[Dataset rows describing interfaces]
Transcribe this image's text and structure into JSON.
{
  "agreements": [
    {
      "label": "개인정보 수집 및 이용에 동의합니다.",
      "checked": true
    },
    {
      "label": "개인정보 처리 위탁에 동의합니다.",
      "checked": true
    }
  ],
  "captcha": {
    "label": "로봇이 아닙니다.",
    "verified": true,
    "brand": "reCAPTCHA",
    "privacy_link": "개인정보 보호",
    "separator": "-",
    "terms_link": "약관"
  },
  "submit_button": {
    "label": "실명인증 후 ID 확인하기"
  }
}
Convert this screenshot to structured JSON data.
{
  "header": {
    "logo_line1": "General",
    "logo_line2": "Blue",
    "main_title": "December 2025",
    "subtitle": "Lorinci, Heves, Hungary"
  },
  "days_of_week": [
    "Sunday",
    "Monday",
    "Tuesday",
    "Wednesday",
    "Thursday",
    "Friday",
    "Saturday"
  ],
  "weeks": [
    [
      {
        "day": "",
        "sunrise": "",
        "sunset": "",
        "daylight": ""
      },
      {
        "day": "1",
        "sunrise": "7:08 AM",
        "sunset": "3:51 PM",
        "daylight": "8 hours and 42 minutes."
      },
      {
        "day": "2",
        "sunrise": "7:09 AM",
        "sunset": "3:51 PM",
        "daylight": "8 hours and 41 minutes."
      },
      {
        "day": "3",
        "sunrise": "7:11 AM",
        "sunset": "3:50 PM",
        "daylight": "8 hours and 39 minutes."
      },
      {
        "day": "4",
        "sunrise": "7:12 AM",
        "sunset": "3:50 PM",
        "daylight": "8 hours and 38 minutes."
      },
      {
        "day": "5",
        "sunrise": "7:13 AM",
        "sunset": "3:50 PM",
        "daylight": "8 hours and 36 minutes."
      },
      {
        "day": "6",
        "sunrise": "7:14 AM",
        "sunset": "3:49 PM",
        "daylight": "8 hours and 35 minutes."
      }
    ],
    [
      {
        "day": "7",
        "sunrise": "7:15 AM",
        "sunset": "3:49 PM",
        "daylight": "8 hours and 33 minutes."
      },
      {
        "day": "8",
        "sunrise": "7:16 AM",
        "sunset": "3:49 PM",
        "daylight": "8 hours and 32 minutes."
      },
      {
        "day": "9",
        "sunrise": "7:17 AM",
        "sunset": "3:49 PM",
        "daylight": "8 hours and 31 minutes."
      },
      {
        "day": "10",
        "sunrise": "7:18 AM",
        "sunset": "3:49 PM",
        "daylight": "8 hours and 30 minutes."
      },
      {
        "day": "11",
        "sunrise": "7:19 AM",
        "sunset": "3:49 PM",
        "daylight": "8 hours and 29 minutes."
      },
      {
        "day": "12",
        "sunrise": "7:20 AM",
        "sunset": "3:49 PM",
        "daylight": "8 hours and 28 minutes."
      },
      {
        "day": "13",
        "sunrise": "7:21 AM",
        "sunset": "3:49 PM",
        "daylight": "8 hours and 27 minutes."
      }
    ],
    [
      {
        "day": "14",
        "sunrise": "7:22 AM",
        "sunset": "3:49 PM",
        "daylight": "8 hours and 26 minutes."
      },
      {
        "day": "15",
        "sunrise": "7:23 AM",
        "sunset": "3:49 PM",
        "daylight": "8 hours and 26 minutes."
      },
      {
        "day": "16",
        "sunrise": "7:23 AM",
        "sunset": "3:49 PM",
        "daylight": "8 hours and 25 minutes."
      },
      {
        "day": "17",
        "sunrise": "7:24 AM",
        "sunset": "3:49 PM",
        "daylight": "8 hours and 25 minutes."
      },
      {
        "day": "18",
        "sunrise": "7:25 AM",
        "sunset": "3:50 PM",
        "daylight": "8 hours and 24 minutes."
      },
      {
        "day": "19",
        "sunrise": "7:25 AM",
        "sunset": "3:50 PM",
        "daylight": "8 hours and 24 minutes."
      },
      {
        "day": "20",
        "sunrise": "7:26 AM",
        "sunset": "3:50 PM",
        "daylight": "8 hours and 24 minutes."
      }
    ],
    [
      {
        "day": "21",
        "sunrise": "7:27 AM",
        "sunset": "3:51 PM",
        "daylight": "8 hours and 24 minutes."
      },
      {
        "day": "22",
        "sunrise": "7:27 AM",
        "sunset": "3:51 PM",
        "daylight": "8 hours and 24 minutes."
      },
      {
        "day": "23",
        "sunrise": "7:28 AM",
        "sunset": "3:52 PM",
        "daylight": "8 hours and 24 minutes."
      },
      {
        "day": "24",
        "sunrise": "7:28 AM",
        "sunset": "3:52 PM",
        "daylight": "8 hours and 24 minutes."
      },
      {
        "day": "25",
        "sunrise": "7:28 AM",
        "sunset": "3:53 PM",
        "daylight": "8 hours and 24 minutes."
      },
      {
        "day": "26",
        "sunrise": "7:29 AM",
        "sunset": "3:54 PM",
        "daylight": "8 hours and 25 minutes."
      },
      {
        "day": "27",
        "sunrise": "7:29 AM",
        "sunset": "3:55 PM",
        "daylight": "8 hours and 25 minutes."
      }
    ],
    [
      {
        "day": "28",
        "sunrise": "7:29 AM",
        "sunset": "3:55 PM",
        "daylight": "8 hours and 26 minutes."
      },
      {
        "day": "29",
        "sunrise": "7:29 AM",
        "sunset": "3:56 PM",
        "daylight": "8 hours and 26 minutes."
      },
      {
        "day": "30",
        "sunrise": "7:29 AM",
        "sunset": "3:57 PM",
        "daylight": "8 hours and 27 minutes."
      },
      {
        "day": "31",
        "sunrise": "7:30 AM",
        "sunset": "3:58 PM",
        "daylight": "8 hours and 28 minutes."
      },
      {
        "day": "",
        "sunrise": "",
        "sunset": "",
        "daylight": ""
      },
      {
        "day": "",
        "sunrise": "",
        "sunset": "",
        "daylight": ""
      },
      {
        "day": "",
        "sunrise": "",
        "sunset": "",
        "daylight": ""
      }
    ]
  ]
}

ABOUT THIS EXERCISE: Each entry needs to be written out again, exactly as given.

SOLVED EXERCISE:
Transcribe this image's text and structure into JSON.
{
  "agreements": [
    {
      "label": "개인정보 수집 및 이용에 동의합니다.",
      "checked": true
    },
    {
      "label": "개인정보 처리 위탁에 동의합니다.",
      "checked": true
    }
  ],
  "captcha": {
    "label": "로봇이 아닙니다.",
    "verified": true,
    "brand": "reCAPTCHA",
    "privacy_link": "개인정보 보호",
    "separator": "-",
    "terms_link": "약관"
  },
  "submit_button": {
    "label": "실명인증 후 ID 확인하기"
  }
}
Convert this screenshot to structured JSON data.
{
  "header": {
    "logo_line1": "General",
    "logo_line2": "Blue",
    "main_title": "December 2025",
    "subtitle": "Lorinci, Heves, Hungary"
  },
  "days_of_week": [
    "Sunday",
    "Monday",
    "Tuesday",
    "Wednesday",
    "Thursday",
    "Friday",
    "Saturday"
  ],
  "weeks": [
    [
      {
        "day": "",
        "sunrise": "",
        "sunset": "",
        "daylight": ""
      },
      {
        "day": "1",
        "sunrise": "7:08 AM",
        "sunset": "3:51 PM",
        "daylight": "8 hours and 42 minutes."
      },
      {
        "day": "2",
        "sunrise": "7:09 AM",
        "sunset": "3:51 PM",
        "daylight": "8 hours and 41 minutes."
      },
      {
        "day": "3",
        "sunrise": "7:11 AM",
        "sunset": "3:50 PM",
        "daylight": "8 hours and 39 minutes."
      },
      {
        "day": "4",
        "sunrise": "7:12 AM",
        "sunset": "3:50 PM",
        "daylight": "8 hours and 38 minutes."
      },
      {
        "day": "5",
        "sunrise": "7:13 AM",
        "sunset": "3:50 PM",
        "daylight": "8 hours and 36 minutes."
      },
      {
        "day": "6",
        "sunrise": "7:14 AM",
        "sunset": "3:49 PM",
        "daylight": "8 hours and 35 minutes."
      }
    ],
    [
      {
        "day": "7",
        "sunrise": "7:15 AM",
        "sunset": "3:49 PM",
        "daylight": "8 hours and 33 minutes."
      },
      {
        "day": "8",
        "sunrise": "7:16 AM",
        "sunset": "3:49 PM",
        "daylight": "8 hours and 32 minutes."
      },
      {
        "day": "9",
        "sunrise": "7:17 AM",
        "sunset": "3:49 PM",
        "daylight": "8 hours and 31 minutes."
      },
      {
        "day": "10",
        "sunrise": "7:18 AM",
        "sunset": "3:49 PM",
        "daylight": "8 hours and 30 minutes."
      },
      {
        "day": "11",
        "sunrise": "7:19 AM",
        "sunset": "3:49 PM",
        "daylight": "8 hours and 29 minutes."
      },
      {
        "day": "12",
        "sunrise": "7:20 AM",
        "sunset": "3:49 PM",
        "daylight": "8 hours and 28 minutes."
      },
      {
        "day": "13",
        "sunrise": "7:21 AM",
        "sunset": "3:49 PM",
        "daylight": "8 hours and 27 minutes."
      }
    ],
    [
      {
        "day": "14",
        "sunrise": "7:22 AM",
        "sunset": "3:49 PM",
        "daylight": "8 hours and 26 minutes."
      },
      {
        "day": "15",
        "sunrise": "7:23 AM",
        "sunset": "3:49 PM",
        "daylight": "8 hours and 26 minutes."
      },
      {
        "day": "16",
        "sunrise": "7:23 AM",
        "sunset": "3:49 PM",
        "daylight": "8 hours and 25 minutes."
      },
      {
        "day": "17",
        "sunrise": "7:24 AM",
        "sunset": "3:49 PM",
        "daylight": "8 hours and 25 minutes."
      },
      {
        "day": "18",
        "sunrise": "7:25 AM",
        "sunset": "3:50 PM",
        "daylight": "8 hours and 24 minutes."
      },
      {
        "day": "19",
        "sunrise": "7:25 AM",
        "sunset": "3:50 PM",
        "daylight": "8 hours and 24 minutes."
      },
      {
        "day": "20",
        "sunrise": "7:26 AM",
        "sunset": "3:50 PM",
        "daylight": "8 hours and 24 minutes."
      }
    ],
    [
      {
        "day": "21",
        "sunrise": "7:27 AM",
        "sunset": "3:51 PM",
        "daylight": "8 hours and 24 minutes."
      },
      {
        "day": "22",
        "sunrise": "7:27 AM",
        "sunset": "3:51 PM",
        "daylight": "8 hours and 24 minutes."
      },
      {
        "day": "23",
        "sunrise": "7:28 AM",
        "sunset": "3:52 PM",
        "daylight": "8 hours and 24 minutes."
      },
      {
        "day": "24",
        "sunrise": "7:28 AM",
        "sunset": "3:52 PM",
        "daylight": "8 hours and 24 minutes."
      },
      {
        "day": "25",
        "sunrise": "7:28 AM",
        "sunset": "3:53 PM",
        "daylight": "8 hours and 24 minutes."
      },
      {
        "day": "26",
        "sunrise": "7:29 AM",
        "sunset": "3:54 PM",
        "daylight": "8 hours and 25 minutes."
      },
      {
        "day": "27",
        "sunrise": "7:29 AM",
        "sunset": "3:55 PM",
        "daylight": "8 hours and 25 minutes."
      }
    ],
    [
      {
        "day": "28",
        "sunrise": "7:29 AM",
        "sunset": "3:55 PM",
        "daylight": "8 hours and 26 minutes."
      },
      {
        "day": "29",
        "sunrise": "7:29 AM",
        "sunset": "3:56 PM",
        "daylight": "8 hours and 26 minutes."
      },
      {
        "day": "30",
        "sunrise": "7:29 AM",
        "sunset": "3:57 PM",
        "daylight": "8 hours and 27 minutes."
      },
      {
        "day": "31",
        "sunrise": "7:30 AM",
        "sunset": "3:58 PM",
        "daylight": "8 hours and 28 minutes."
      },
      {
        "day": "",
        "sunrise": "",
        "sunset": "",
        "daylight": ""
      },
      {
        "day": "",
        "sunrise": "",
        "sunset": "",
        "daylight": ""
      },
      {
        "day": "",
        "sunrise": "",
        "sunset": "",
        "daylight": ""
      }
    ]
  ]
}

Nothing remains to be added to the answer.